This is a wonderful way for young, new audiences to experience classics of the Seventh Art as they should be seen — not on reductive DVDs or late-night cable TV channels, but on cinema screens with enthusiastic, paying audiences. Haifa offered cinephiles the chance to see several films by the Maestro on successive days, and in chronological order, so as quickly to sense the visual and thematic echoes that inform and enliven his developing work. It is also a marvellous way for the more experienced, perhaps slightly jaded, critic, dreading another competitive entry from a ‘developing cinematography’ to begin his day more congenially in the colourful company of Juliet of the Spirits (Giulietta degli spiriti), gorgeously restored, its flights of fantasy not at all démodé, the 132 minutes of running time gloriously reconfirming his belief in the magic of cinema.
A fascinating companion-piece to Fellini’s timeless oeuvre is the 52-minute documentary by Mario Sesti entitled The Last Ending (L’ultima sequenza) which I first saw this year in Karlovy Vary. For once, a film about the making of a film functions as a useful piece of cinematic archaeology. For it uses the work of critic-cineaste Gideon Bachmann, who took some 3,000 photographs during the shooting of 8-1/2 (Otto e mezzo) and recorded hours of interviews with Fellini, both in Italian and surprisingly lucid English. From this mosaic of reminiscences, verbal and visual, as well as with newly-made interviews with such ageless protagonists as Claudia Cardinale, Anouk Aimée and members of the crew of the film, this documentary evokes the famous suppressed ending of Fellini’s Oscar-winning meditation on film-making.

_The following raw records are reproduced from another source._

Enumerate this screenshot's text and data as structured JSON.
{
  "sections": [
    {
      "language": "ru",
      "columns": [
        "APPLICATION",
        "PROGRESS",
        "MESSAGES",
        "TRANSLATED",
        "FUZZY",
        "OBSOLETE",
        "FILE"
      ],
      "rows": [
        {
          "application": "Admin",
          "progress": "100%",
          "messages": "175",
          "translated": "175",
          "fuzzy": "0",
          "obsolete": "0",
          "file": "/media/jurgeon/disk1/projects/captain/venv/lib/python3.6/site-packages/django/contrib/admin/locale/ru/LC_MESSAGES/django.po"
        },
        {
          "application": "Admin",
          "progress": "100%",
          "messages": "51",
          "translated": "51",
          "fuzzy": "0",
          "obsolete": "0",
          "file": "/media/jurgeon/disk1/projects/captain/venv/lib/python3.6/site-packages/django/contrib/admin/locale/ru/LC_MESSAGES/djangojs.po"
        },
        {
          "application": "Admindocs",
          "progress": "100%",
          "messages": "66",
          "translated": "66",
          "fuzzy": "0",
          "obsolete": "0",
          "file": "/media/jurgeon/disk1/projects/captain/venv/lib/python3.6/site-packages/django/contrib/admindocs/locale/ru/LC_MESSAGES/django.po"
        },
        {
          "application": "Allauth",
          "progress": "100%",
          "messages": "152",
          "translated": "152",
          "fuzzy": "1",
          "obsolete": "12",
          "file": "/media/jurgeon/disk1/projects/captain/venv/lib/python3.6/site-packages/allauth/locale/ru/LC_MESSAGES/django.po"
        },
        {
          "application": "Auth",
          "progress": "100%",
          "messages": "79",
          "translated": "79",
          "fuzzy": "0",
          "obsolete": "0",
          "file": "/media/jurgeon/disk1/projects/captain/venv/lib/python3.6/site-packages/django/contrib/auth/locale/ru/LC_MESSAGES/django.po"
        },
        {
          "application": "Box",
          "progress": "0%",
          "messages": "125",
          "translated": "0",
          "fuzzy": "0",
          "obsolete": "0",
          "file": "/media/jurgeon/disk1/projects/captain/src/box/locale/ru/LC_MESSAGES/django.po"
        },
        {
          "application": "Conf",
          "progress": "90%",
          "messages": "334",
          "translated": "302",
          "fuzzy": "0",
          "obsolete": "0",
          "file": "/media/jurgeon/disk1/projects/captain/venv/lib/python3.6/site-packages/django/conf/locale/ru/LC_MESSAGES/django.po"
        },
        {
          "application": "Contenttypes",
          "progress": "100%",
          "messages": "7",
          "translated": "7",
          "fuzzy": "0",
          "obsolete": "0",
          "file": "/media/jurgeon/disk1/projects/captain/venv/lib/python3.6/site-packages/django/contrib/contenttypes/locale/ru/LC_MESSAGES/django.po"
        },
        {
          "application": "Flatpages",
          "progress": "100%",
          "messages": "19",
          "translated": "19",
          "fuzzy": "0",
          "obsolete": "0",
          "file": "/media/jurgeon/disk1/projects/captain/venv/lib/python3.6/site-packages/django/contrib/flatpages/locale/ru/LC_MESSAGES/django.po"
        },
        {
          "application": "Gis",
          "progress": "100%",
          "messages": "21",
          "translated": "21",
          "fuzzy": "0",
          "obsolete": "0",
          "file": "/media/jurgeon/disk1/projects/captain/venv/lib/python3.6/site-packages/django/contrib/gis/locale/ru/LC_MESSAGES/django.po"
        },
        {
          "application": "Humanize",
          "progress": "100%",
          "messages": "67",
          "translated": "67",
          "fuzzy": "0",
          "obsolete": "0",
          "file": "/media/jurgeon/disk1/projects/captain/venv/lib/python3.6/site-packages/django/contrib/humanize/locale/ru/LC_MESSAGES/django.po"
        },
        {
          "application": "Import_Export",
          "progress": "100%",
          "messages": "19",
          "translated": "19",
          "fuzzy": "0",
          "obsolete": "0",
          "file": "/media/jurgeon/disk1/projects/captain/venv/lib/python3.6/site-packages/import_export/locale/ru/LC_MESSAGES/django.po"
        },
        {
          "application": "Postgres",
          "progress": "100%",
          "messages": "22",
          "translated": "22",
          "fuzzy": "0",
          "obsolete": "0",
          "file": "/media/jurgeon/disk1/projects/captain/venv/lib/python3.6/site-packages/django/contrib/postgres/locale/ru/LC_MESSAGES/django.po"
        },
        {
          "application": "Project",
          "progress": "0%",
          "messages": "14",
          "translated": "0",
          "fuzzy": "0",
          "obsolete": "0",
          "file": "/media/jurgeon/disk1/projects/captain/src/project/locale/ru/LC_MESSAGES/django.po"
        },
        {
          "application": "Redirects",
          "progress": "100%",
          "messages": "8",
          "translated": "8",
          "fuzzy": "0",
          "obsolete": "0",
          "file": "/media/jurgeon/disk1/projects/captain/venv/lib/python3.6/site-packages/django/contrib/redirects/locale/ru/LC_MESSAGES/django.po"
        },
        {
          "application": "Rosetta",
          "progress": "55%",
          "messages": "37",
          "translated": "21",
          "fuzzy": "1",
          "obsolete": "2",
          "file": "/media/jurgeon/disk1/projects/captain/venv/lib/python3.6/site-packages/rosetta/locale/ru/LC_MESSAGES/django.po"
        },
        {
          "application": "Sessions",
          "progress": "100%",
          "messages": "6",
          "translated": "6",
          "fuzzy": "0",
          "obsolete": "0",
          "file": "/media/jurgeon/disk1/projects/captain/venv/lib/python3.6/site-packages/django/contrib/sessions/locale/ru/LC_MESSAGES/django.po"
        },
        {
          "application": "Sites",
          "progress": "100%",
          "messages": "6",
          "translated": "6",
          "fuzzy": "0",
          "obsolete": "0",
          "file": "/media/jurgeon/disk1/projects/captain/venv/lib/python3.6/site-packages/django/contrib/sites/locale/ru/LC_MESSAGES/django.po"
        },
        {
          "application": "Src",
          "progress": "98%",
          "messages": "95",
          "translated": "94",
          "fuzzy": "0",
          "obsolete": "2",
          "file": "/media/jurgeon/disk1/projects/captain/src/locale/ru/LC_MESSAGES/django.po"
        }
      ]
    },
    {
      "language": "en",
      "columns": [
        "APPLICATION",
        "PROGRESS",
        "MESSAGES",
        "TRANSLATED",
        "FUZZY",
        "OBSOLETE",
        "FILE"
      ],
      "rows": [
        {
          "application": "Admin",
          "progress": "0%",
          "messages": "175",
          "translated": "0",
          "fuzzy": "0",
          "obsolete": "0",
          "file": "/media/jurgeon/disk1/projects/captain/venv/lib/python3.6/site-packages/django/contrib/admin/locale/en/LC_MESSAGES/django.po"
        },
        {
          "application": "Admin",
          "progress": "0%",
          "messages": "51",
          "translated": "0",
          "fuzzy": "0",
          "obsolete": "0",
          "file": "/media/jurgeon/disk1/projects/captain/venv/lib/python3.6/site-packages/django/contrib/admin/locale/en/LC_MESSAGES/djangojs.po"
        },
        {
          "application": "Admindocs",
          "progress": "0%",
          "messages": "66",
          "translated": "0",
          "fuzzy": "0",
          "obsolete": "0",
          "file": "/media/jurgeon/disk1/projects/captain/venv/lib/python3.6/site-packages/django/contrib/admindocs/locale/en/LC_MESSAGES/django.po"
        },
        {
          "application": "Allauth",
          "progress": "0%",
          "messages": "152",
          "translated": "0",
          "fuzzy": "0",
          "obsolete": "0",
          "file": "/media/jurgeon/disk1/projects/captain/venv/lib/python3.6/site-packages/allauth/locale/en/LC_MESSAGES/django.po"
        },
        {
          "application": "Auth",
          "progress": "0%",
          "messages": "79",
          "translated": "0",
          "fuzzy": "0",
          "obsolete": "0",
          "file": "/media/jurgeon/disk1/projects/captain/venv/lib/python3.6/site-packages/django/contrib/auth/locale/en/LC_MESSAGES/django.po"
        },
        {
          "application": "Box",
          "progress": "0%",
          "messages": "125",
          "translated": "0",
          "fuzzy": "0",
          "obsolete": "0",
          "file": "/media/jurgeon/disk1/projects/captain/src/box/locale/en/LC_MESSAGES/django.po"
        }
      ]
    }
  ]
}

The sequence was evidently set in an Orient Express-type luxury restaurant wagon, with all the characters of 8-1/2 re-assembled, glamorously garbed in white, as if on an elegant journey to who-knows-where?
But as Lina Wertmuller sagely notes, Fellini abandoned this expensively-shot sequence as he felt it imparted a funereal air to the finale of his film. He subsequently used the exuberant circus passerelle, which had actually been shot as a trailer for the film. This sequence to Nino Rota’s carnival tune forever underscores Fellini’s more optimistic vision of life — “E una festa la vita” — inviting the audience to join the feast, the celebration of living. This speaks volumes about his work, his philosophy, and the man himself behind the caricaturist’s camera.

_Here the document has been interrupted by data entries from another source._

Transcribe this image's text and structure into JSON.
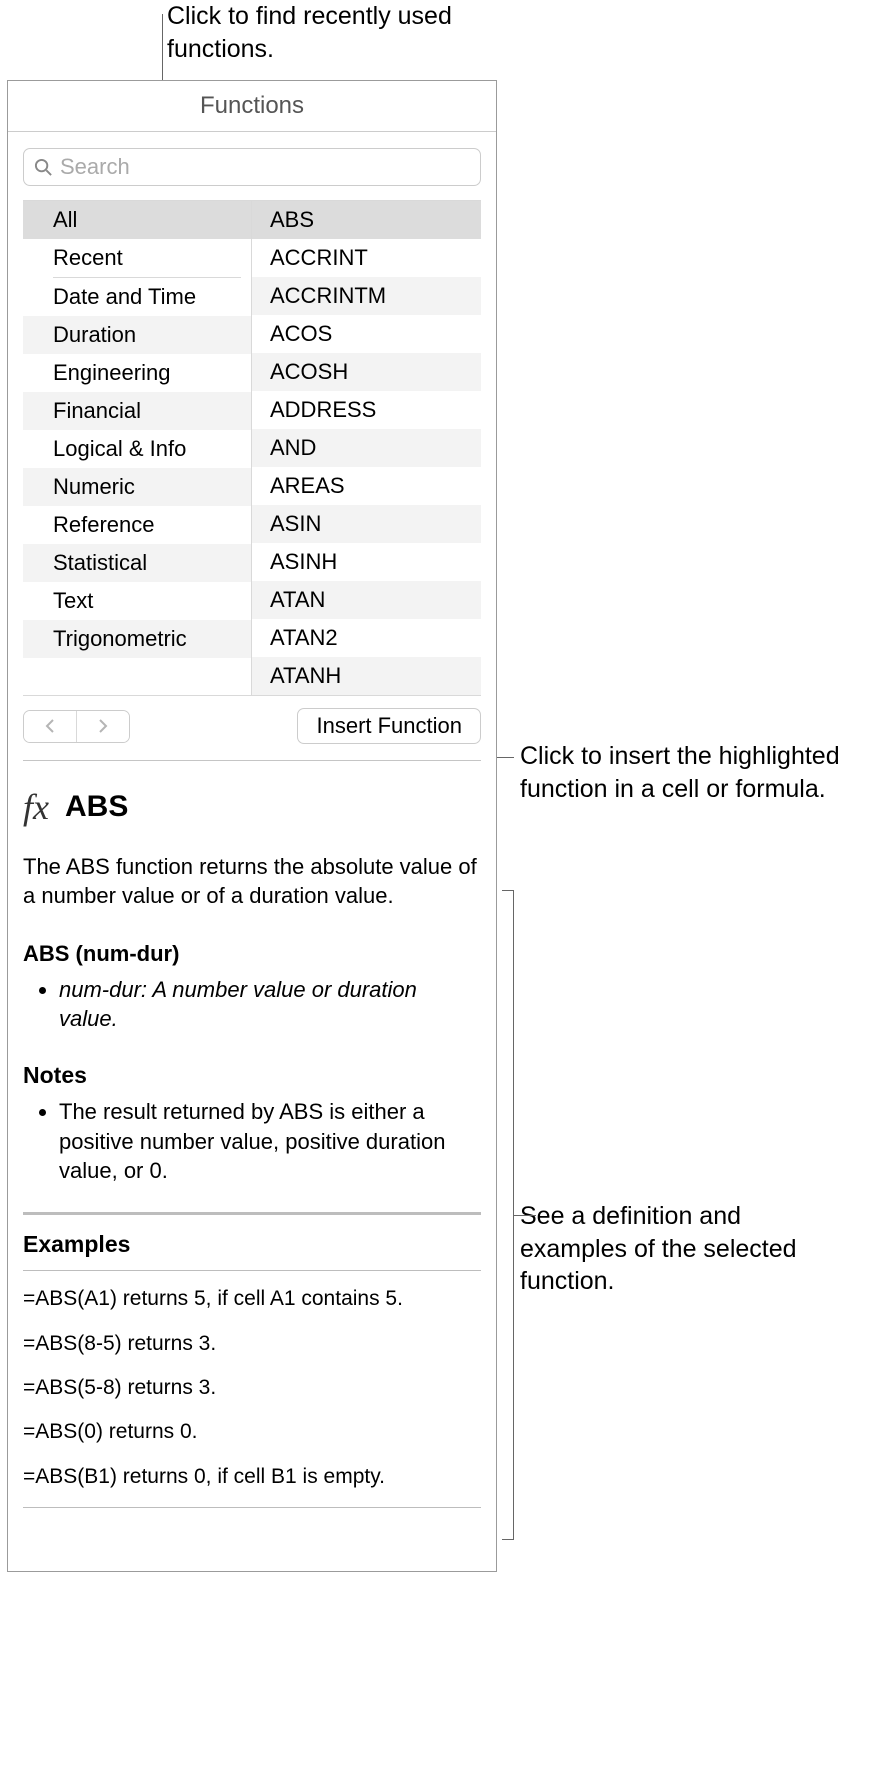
{
  "callouts": {
    "recent": "Click to find recently used functions.",
    "insert": "Click to insert the highlighted function in a cell or formula.",
    "definition": "See a definition and examples of the selected function."
  },
  "panel": {
    "title": "Functions",
    "search_placeholder": "Search"
  },
  "categories": [
    "All",
    "Recent",
    "Date and Time",
    "Duration",
    "Engineering",
    "Financial",
    "Logical & Info",
    "Numeric",
    "Reference",
    "Statistical",
    "Text",
    "Trigonometric"
  ],
  "functions": [
    "ABS",
    "ACCRINT",
    "ACCRINTM",
    "ACOS",
    "ACOSH",
    "ADDRESS",
    "AND",
    "AREAS",
    "ASIN",
    "ASINH",
    "ATAN",
    "ATAN2",
    "ATANH"
  ],
  "insert_btn": "Insert Function",
  "detail": {
    "fx": "fx",
    "name": "ABS",
    "description": "The ABS function returns the absolute value of a number value or of a duration value.",
    "syntax": "ABS (num-dur)",
    "arg": "num-dur: A number value or duration value.",
    "notes_title": "Notes",
    "note": "The result returned by ABS is either a positive number value, positive duration value, or 0.",
    "examples_title": "Examples",
    "examples": [
      "=ABS(A1) returns 5, if cell A1 contains 5.",
      "=ABS(8-5) returns 3.",
      "=ABS(5-8) returns 3.",
      "=ABS(0) returns 0.",
      "=ABS(B1) returns 0, if cell B1 is empty."
    ]
  }
}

Curiously, Woody Allen, a noted Fellinian himself, seems to have been inspired by this never-seen ending for the opening of his own film-about-film-making, Stardust Memories , with its nightmare presentation of twin trains, one an Eastern European misery, the other peopled with Great Gatsby-type hedonists. This seems further evidence of the genius of the humanist humourist from Rimini, who in reflecting and refracting his society and personal obsessions, succeeded in creating a unique new world, that we have come to know, and some of us to love, thankfully, happily, hopefully, as ‘Felliniesque’
© FIPRESCI 2004